→ What you have to do
Could every line of the data be copied out once more, exactly?

→ Data for this task
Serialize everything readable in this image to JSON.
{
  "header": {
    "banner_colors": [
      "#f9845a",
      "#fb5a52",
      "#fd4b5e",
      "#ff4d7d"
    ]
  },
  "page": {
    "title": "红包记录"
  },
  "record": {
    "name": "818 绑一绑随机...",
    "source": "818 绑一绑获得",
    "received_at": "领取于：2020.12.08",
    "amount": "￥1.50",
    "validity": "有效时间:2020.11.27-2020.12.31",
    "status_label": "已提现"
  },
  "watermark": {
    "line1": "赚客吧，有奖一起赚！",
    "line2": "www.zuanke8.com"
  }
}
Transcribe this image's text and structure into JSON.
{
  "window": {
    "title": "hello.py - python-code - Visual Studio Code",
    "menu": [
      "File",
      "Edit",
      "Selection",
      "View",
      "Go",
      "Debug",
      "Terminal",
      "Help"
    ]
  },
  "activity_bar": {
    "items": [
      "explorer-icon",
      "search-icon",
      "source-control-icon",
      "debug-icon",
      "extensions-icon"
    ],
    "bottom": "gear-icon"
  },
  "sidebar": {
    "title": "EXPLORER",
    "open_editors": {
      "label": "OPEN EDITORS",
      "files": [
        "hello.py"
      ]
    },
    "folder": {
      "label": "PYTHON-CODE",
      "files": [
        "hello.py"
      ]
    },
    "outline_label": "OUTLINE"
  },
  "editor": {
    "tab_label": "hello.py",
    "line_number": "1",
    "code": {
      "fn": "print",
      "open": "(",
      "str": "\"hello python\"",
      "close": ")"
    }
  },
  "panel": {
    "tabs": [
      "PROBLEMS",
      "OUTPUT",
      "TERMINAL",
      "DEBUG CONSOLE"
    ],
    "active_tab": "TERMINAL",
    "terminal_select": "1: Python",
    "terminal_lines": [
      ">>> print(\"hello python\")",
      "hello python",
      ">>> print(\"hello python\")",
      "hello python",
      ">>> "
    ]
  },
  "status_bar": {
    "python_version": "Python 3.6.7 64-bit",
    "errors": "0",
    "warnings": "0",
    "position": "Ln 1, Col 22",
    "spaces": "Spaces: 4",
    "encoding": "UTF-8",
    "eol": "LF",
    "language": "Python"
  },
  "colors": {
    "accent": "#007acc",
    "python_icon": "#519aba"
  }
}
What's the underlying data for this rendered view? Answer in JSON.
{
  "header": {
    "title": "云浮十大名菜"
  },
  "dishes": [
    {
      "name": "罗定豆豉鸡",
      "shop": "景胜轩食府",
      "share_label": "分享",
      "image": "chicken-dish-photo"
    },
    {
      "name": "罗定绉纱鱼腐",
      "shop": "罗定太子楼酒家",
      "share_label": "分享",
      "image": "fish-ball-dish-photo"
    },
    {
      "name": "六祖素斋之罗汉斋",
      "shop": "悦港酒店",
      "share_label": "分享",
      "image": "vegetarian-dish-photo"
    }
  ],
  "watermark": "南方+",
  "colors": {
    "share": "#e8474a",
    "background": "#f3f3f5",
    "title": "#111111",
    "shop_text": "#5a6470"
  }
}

→ Reply to the task
Serialize everything readable in this image to JSON.
{
  "header": {
    "banner_colors": [
      "#f9845a",
      "#fb5a52",
      "#fd4b5e",
      "#ff4d7d"
    ]
  },
  "page": {
    "title": "红包记录"
  },
  "record": {
    "name": "818 绑一绑随机...",
    "source": "818 绑一绑获得",
    "received_at": "领取于：2020.12.08",
    "amount": "￥1.50",
    "validity": "有效时间:2020.11.27-2020.12.31",
    "status_label": "已提现"
  },
  "watermark": {
    "line1": "赚客吧，有奖一起赚！",
    "line2": "www.zuanke8.com"
  }
}
Transcribe this image's text and structure into JSON.
{
  "window": {
    "title": "hello.py - python-code - Visual Studio Code",
    "menu": [
      "File",
      "Edit",
      "Selection",
      "View",
      "Go",
      "Debug",
      "Terminal",
      "Help"
    ]
  },
  "activity_bar": {
    "items": [
      "explorer-icon",
      "search-icon",
      "source-control-icon",
      "debug-icon",
      "extensions-icon"
    ],
    "bottom": "gear-icon"
  },
  "sidebar": {
    "title": "EXPLORER",
    "open_editors": {
      "label": "OPEN EDITORS",
      "files": [
        "hello.py"
      ]
    },
    "folder": {
      "label": "PYTHON-CODE",
      "files": [
        "hello.py"
      ]
    },
    "outline_label": "OUTLINE"
  },
  "editor": {
    "tab_label": "hello.py",
    "line_number": "1",
    "code": {
      "fn": "print",
      "open": "(",
      "str": "\"hello python\"",
      "close": ")"
    }
  },
  "panel": {
    "tabs": [
      "PROBLEMS",
      "OUTPUT",
      "TERMINAL",
      "DEBUG CONSOLE"
    ],
    "active_tab": "TERMINAL",
    "terminal_select": "1: Python",
    "terminal_lines": [
      ">>> print(\"hello python\")",
      "hello python",
      ">>> print(\"hello python\")",
      "hello python",
      ">>> "
    ]
  },
  "status_bar": {
    "python_version": "Python 3.6.7 64-bit",
    "errors": "0",
    "warnings": "0",
    "position": "Ln 1, Col 22",
    "spaces": "Spaces: 4",
    "encoding": "UTF-8",
    "eol": "LF",
    "language": "Python"
  },
  "colors": {
    "accent": "#007acc",
    "python_icon": "#519aba"
  }
}
What's the underlying data for this rendered view? Answer in JSON.
{
  "header": {
    "title": "云浮十大名菜"
  },
  "dishes": [
    {
      "name": "罗定豆豉鸡",
      "shop": "景胜轩食府",
      "share_label": "分享",
      "image": "chicken-dish-photo"
    },
    {
      "name": "罗定绉纱鱼腐",
      "shop": "罗定太子楼酒家",
      "share_label": "分享",
      "image": "fish-ball-dish-photo"
    },
    {
      "name": "六祖素斋之罗汉斋",
      "shop": "悦港酒店",
      "share_label": "分享",
      "image": "vegetarian-dish-photo"
    }
  ],
  "watermark": "南方+",
  "colors": {
    "share": "#e8474a",
    "background": "#f3f3f5",
    "title": "#111111",
    "shop_text": "#5a6470"
  }
}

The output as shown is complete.